§ **TASK DETAILS**: Omit the pictures and copy the entries exactly.

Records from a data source
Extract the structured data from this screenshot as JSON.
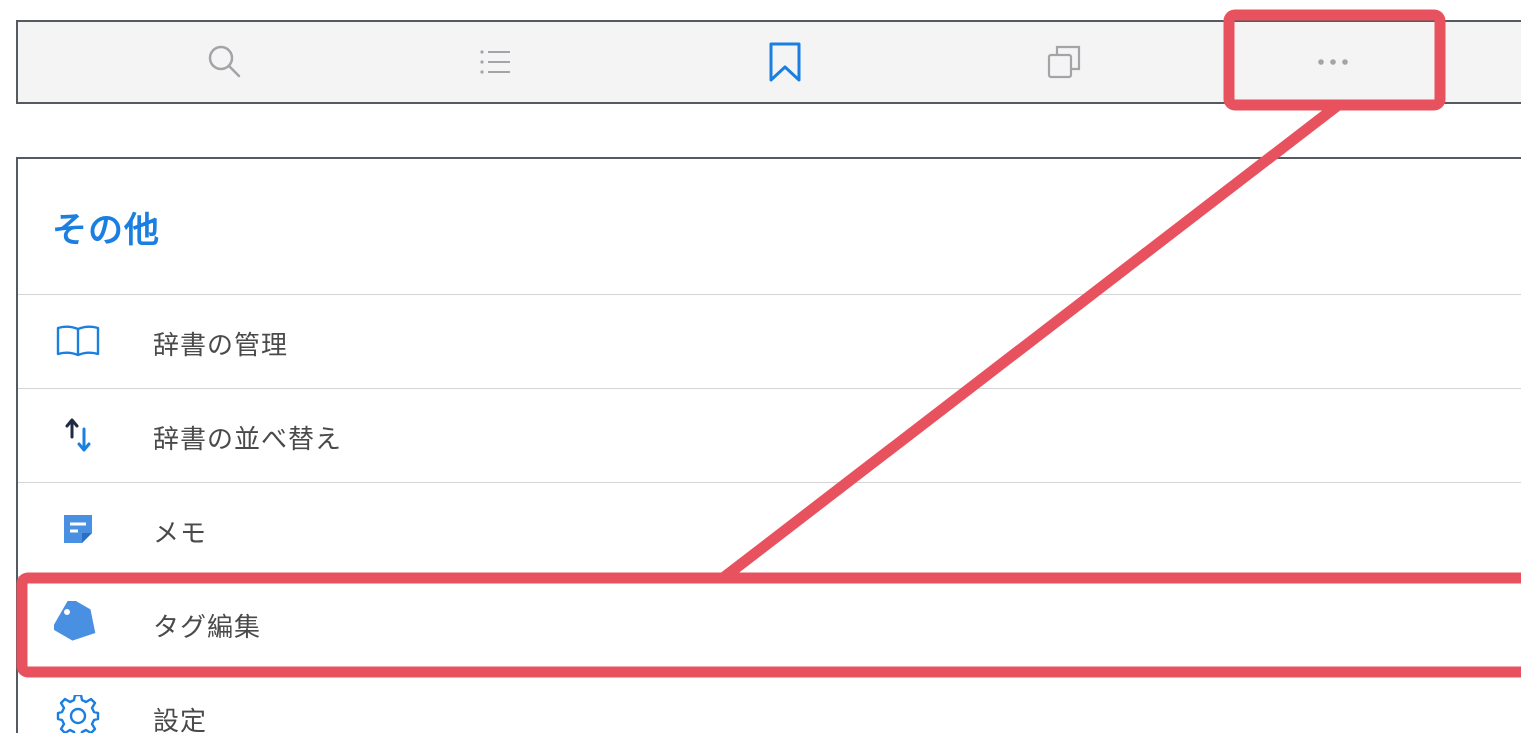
{
  "toolbar": {
    "buttons": [
      {
        "icon": "search-icon"
      },
      {
        "icon": "list-icon"
      },
      {
        "icon": "bookmark-icon"
      },
      {
        "icon": "copy-icon"
      },
      {
        "icon": "more-icon"
      }
    ],
    "active_color": "#1a7fe0",
    "inactive_color": "#a4a4a8"
  },
  "panel": {
    "title": "その他",
    "items": [
      {
        "label": "辞書の管理",
        "icon": "book-icon"
      },
      {
        "label": "辞書の並べ替え",
        "icon": "sort-arrows-icon"
      },
      {
        "label": "メモ",
        "icon": "memo-icon"
      },
      {
        "label": "タグ編集",
        "icon": "tag-icon"
      },
      {
        "label": "設定",
        "icon": "gear-icon"
      }
    ]
  },
  "highlight": {
    "color": "#e8525f"
  }
}
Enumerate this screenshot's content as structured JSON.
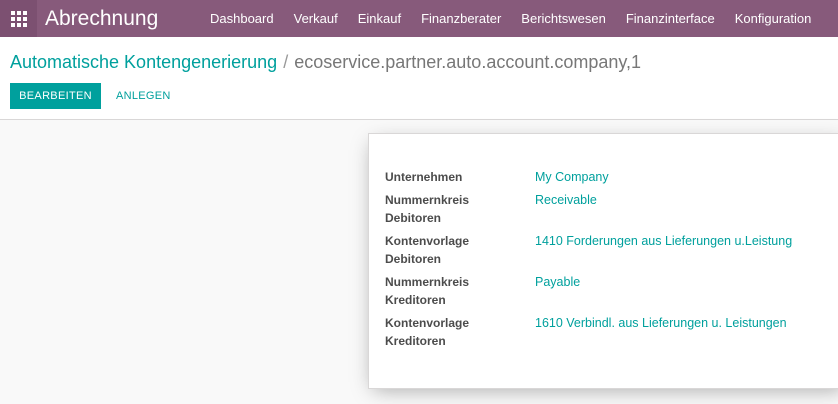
{
  "topbar": {
    "apps_icon": "apps-grid-icon",
    "app_name": "Abrechnung",
    "menu": [
      "Dashboard",
      "Verkauf",
      "Einkauf",
      "Finanzberater",
      "Berichtswesen",
      "Finanzinterface",
      "Konfiguration"
    ],
    "color": "#875a7b"
  },
  "breadcrumb": {
    "parent": "Automatische Kontengenerierung",
    "separator": "/",
    "current": "ecoservice.partner.auto.account.company,1"
  },
  "buttons": {
    "edit": "BEARBEITEN",
    "create": "ANLEGEN"
  },
  "form": {
    "fields": [
      {
        "label": "Unternehmen",
        "value": "My Company"
      },
      {
        "label": "Nummernkreis Debitoren",
        "value": "Receivable"
      },
      {
        "label": "Kontenvorlage Debitoren",
        "value": "1410 Forderungen aus Lieferungen u.Leistung"
      },
      {
        "label": "Nummernkreis Kreditoren",
        "value": "Payable"
      },
      {
        "label": "Kontenvorlage Kreditoren",
        "value": "1610 Verbindl. aus Lieferungen u. Leistungen"
      }
    ]
  },
  "accent_color": "#00a09d"
}
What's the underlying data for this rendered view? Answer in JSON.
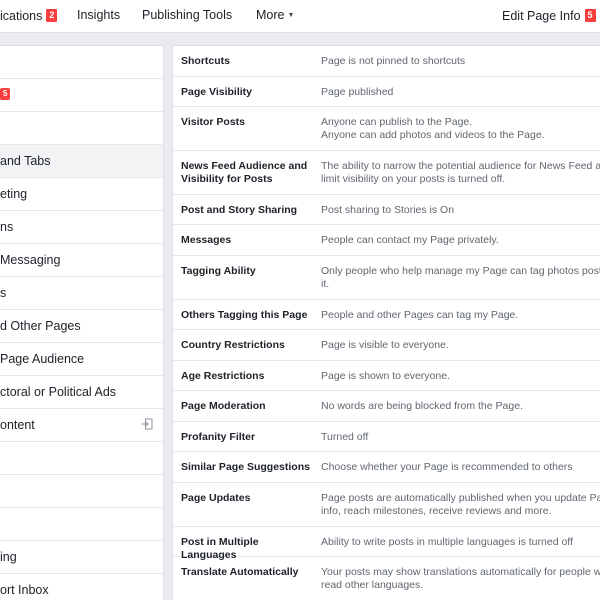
{
  "nav": {
    "notifications_label": "ications",
    "notifications_badge": "2",
    "insights_label": "Insights",
    "publishing_tools_label": "Publishing Tools",
    "more_label": "More",
    "edit_page_info_label": "Edit Page Info",
    "edit_page_info_badge": "5"
  },
  "sidebar": {
    "items": [
      {
        "label": ""
      },
      {
        "label": "",
        "badge": "5"
      },
      {
        "label": ""
      },
      {
        "label": " and Tabs"
      },
      {
        "label": "eting"
      },
      {
        "label": "ns"
      },
      {
        "label": " Messaging"
      },
      {
        "label": "s"
      },
      {
        "label": "d Other Pages"
      },
      {
        "label": "Page Audience"
      },
      {
        "label": "ctoral or Political Ads"
      },
      {
        "label": "ontent"
      },
      {
        "label": ""
      },
      {
        "label": ""
      },
      {
        "label": ""
      },
      {
        "label": "ing"
      },
      {
        "label": "ort Inbox"
      }
    ]
  },
  "settings": [
    {
      "label": "Shortcuts",
      "value": [
        "Page is not pinned to shortcuts"
      ]
    },
    {
      "label": "Page Visibility",
      "value": [
        "Page published"
      ]
    },
    {
      "label": "Visitor Posts",
      "value": [
        "Anyone can publish to the Page.",
        "Anyone can add photos and videos to the Page."
      ]
    },
    {
      "label": "News Feed Audience and Visibility for Posts",
      "value": [
        "The ability to narrow the potential audience for News Feed a",
        "limit visibility on your posts is turned off."
      ]
    },
    {
      "label": "Post and Story Sharing",
      "value": [
        "Post sharing to Stories is On"
      ]
    },
    {
      "label": "Messages",
      "value": [
        "People can contact my Page privately."
      ]
    },
    {
      "label": "Tagging Ability",
      "value": [
        "Only people who help manage my Page can tag photos post",
        "it."
      ]
    },
    {
      "label": "Others Tagging this Page",
      "value": [
        "People and other Pages can tag my Page."
      ]
    },
    {
      "label": "Country Restrictions",
      "value": [
        "Page is visible to everyone."
      ]
    },
    {
      "label": "Age Restrictions",
      "value": [
        "Page is shown to everyone."
      ]
    },
    {
      "label": "Page Moderation",
      "value": [
        "No words are being blocked from the Page."
      ]
    },
    {
      "label": "Profanity Filter",
      "value": [
        "Turned off"
      ]
    },
    {
      "label": "Similar Page Suggestions",
      "value": [
        "Choose whether your Page is recommended to others"
      ]
    },
    {
      "label": "Page Updates",
      "value": [
        "Page posts are automatically published when you update Pa",
        "info, reach milestones, receive reviews and more."
      ]
    },
    {
      "label": "Post in Multiple Languages",
      "value": [
        "Ability to write posts in multiple languages is turned off"
      ]
    },
    {
      "label": "Translate Automatically",
      "value": [
        "Your posts may show translations automatically for people w",
        "read other languages."
      ]
    }
  ]
}
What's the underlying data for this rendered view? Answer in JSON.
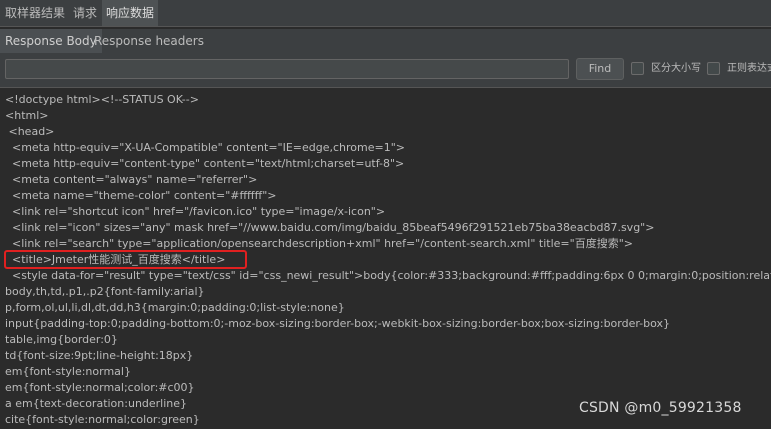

§ **COMPLETED EXERCISE**:
Extract the structured data from this screenshot as JSON.
{
  "toolbar": {
    "buttons": [
      {
        "icon": "search-icon"
      },
      {
        "icon": "list-icon"
      },
      {
        "icon": "bookmark-icon"
      },
      {
        "icon": "copy-icon"
      },
      {
        "icon": "more-icon"
      }
    ],
    "active_color": "#1a7fe0",
    "inactive_color": "#a4a4a8"
  },
  "panel": {
    "title": "その他",
    "items": [
      {
        "label": "辞書の管理",
        "icon": "book-icon"
      },
      {
        "label": "辞書の並べ替え",
        "icon": "sort-arrows-icon"
      },
      {
        "label": "メモ",
        "icon": "memo-icon"
      },
      {
        "label": "タグ編集",
        "icon": "tag-icon"
      },
      {
        "label": "設定",
        "icon": "gear-icon"
      }
    ]
  },
  "highlight": {
    "color": "#e8525f"
  }
}
Enumerate this screenshot's content as structured JSON.
{
  "topbar": {
    "apps_icon": "apps-grid-icon",
    "app_name": "Abrechnung",
    "menu": [
      "Dashboard",
      "Verkauf",
      "Einkauf",
      "Finanzberater",
      "Berichtswesen",
      "Finanzinterface",
      "Konfiguration"
    ],
    "color": "#875a7b"
  },
  "breadcrumb": {
    "parent": "Automatische Kontengenerierung",
    "separator": "/",
    "current": "ecoservice.partner.auto.account.company,1"
  },
  "buttons": {
    "edit": "BEARBEITEN",
    "create": "ANLEGEN"
  },
  "form": {
    "fields": [
      {
        "label": "Unternehmen",
        "value": "My Company"
      },
      {
        "label": "Nummernkreis Debitoren",
        "value": "Receivable"
      },
      {
        "label": "Kontenvorlage Debitoren",
        "value": "1410 Forderungen aus Lieferungen u.Leistung"
      },
      {
        "label": "Nummernkreis Kreditoren",
        "value": "Payable"
      },
      {
        "label": "Kontenvorlage Kreditoren",
        "value": "1610 Verbindl. aus Lieferungen u. Leistungen"
      }
    ]
  },
  "accent_color": "#00a09d"
}
What's the underlying data for this rendered view? Answer in JSON.
{
  "nav": {
    "notifications_label": "ications",
    "notifications_badge": "2",
    "insights_label": "Insights",
    "publishing_tools_label": "Publishing Tools",
    "more_label": "More",
    "edit_page_info_label": "Edit Page Info",
    "edit_page_info_badge": "5"
  },
  "sidebar": {
    "items": [
      {
        "label": ""
      },
      {
        "label": "",
        "badge": "5"
      },
      {
        "label": ""
      },
      {
        "label": " and Tabs"
      },
      {
        "label": "eting"
      },
      {
        "label": "ns"
      },
      {
        "label": " Messaging"
      },
      {
        "label": "s"
      },
      {
        "label": "d Other Pages"
      },
      {
        "label": "Page Audience"
      },
      {
        "label": "ctoral or Political Ads"
      },
      {
        "label": "ontent"
      },
      {
        "label": ""
      },
      {
        "label": ""
      },
      {
        "label": ""
      },
      {
        "label": "ing"
      },
      {
        "label": "ort Inbox"
      }
    ]
  },
  "settings": [
    {
      "label": "Shortcuts",
      "value": [
        "Page is not pinned to shortcuts"
      ]
    },
    {
      "label": "Page Visibility",
      "value": [
        "Page published"
      ]
    },
    {
      "label": "Visitor Posts",
      "value": [
        "Anyone can publish to the Page.",
        "Anyone can add photos and videos to the Page."
      ]
    },
    {
      "label": "News Feed Audience and Visibility for Posts",
      "value": [
        "The ability to narrow the potential audience for News Feed a",
        "limit visibility on your posts is turned off."
      ]
    },
    {
      "label": "Post and Story Sharing",
      "value": [
        "Post sharing to Stories is On"
      ]
    },
    {
      "label": "Messages",
      "value": [
        "People can contact my Page privately."
      ]
    },
    {
      "label": "Tagging Ability",
      "value": [
        "Only people who help manage my Page can tag photos post",
        "it."
      ]
    },
    {
      "label": "Others Tagging this Page",
      "value": [
        "People and other Pages can tag my Page."
      ]
    },
    {
      "label": "Country Restrictions",
      "value": [
        "Page is visible to everyone."
      ]
    },
    {
      "label": "Age Restrictions",
      "value": [
        "Page is shown to everyone."
      ]
    },
    {
      "label": "Page Moderation",
      "value": [
        "No words are being blocked from the Page."
      ]
    },
    {
      "label": "Profanity Filter",
      "value": [
        "Turned off"
      ]
    },
    {
      "label": "Similar Page Suggestions",
      "value": [
        "Choose whether your Page is recommended to others"
      ]
    },
    {
      "label": "Page Updates",
      "value": [
        "Page posts are automatically published when you update Pa",
        "info, reach milestones, receive reviews and more."
      ]
    },
    {
      "label": "Post in Multiple Languages",
      "value": [
        "Ability to write posts in multiple languages is turned off"
      ]
    },
    {
      "label": "Translate Automatically",
      "value": [
        "Your posts may show translations automatically for people w",
        "read other languages."
      ]
    }
  ]
}
What's the underlying data for this rendered view? Answer in JSON.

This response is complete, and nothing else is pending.